- Avoiding automatic content such as pop-ups
- Limiting animation
- Maintaining the correct HTML markup
- Providing alternative ways of digesting content and navigating through our product
- Ensuring proper contrast ratios and element sizing requirements are met
What resources do you recommend for those trying to learn more about website accessibility?
AG: One of the greatest and most detailed resources I refer to is the WCAG website. You can find all of the web accessibility standards information as well as how they align with each level of conformance. In addition to this, WebAIM, WebFundamentals, and The A11Y Project are all great resources that provide essential info on accessibility and inclusive design, plus they include handy checklists to follow when creating digital products.
Is there anything else you’d like to add?
AG: While accessibility has been increasing its presence in the design field, there are still many companies that don’t follow best practices or don’t want to invest time and money into making digital products/websites accessible. Sometimes this happens because the company and individuals are not aware of what accessibility and inclusive design are.

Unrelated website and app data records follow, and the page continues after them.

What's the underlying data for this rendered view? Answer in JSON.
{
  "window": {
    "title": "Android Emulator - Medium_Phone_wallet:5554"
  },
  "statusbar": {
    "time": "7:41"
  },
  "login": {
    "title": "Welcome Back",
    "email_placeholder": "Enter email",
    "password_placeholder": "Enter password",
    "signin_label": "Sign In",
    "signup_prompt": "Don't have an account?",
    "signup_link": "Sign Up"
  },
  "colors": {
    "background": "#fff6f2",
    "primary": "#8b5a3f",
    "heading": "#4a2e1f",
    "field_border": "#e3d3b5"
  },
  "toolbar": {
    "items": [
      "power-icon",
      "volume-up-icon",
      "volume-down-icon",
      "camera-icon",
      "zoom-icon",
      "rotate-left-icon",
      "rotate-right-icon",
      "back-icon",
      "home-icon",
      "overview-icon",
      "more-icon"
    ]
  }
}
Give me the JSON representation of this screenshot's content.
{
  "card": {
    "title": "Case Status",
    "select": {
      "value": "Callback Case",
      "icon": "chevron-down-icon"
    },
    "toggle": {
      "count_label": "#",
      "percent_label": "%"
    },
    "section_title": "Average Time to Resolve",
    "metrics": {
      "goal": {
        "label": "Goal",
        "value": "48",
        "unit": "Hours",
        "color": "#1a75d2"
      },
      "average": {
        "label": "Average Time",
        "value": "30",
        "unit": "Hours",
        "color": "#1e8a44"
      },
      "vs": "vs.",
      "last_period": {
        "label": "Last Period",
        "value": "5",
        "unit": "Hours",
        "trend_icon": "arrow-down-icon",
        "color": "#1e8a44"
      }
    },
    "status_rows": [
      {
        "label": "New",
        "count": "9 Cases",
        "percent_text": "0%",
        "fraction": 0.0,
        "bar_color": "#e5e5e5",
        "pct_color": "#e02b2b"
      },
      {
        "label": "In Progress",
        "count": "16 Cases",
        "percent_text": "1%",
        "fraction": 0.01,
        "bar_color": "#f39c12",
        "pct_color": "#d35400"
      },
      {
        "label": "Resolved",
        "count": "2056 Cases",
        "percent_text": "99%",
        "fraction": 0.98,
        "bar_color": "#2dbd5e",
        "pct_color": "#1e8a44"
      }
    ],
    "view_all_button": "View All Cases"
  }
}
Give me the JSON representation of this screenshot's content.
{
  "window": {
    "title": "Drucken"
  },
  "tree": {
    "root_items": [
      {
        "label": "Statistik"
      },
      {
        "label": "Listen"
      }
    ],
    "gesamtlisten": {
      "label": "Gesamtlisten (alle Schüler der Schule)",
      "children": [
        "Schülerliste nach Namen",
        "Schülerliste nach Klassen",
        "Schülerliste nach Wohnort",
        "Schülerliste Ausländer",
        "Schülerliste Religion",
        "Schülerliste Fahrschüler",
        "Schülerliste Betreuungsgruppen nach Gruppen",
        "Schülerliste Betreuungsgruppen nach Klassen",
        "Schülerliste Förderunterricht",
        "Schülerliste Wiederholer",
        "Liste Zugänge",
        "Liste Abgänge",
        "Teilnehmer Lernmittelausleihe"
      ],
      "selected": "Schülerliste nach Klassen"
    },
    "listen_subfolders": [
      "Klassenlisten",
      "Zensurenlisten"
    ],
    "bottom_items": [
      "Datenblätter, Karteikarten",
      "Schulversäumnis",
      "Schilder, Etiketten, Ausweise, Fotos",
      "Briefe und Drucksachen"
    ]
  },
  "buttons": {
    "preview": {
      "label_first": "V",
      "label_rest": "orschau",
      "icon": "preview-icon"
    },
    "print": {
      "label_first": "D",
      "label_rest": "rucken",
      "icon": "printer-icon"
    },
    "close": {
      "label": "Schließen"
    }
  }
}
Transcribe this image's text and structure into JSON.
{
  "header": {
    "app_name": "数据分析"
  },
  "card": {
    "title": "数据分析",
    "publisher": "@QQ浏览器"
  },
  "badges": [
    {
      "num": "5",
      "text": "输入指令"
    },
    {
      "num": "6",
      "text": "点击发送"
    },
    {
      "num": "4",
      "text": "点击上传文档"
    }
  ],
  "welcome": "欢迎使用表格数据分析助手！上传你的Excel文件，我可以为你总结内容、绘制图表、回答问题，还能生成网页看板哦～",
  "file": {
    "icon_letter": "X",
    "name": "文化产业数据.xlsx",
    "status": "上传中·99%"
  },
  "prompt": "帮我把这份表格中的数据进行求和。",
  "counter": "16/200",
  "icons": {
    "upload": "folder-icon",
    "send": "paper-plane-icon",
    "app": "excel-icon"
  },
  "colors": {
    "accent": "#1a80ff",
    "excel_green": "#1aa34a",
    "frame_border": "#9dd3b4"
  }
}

Our role as designers and contributors is to advocate for accessible design. This can be as simple as starting a conversation with your team and sharing the importance and the value inclusive design can bring to the company.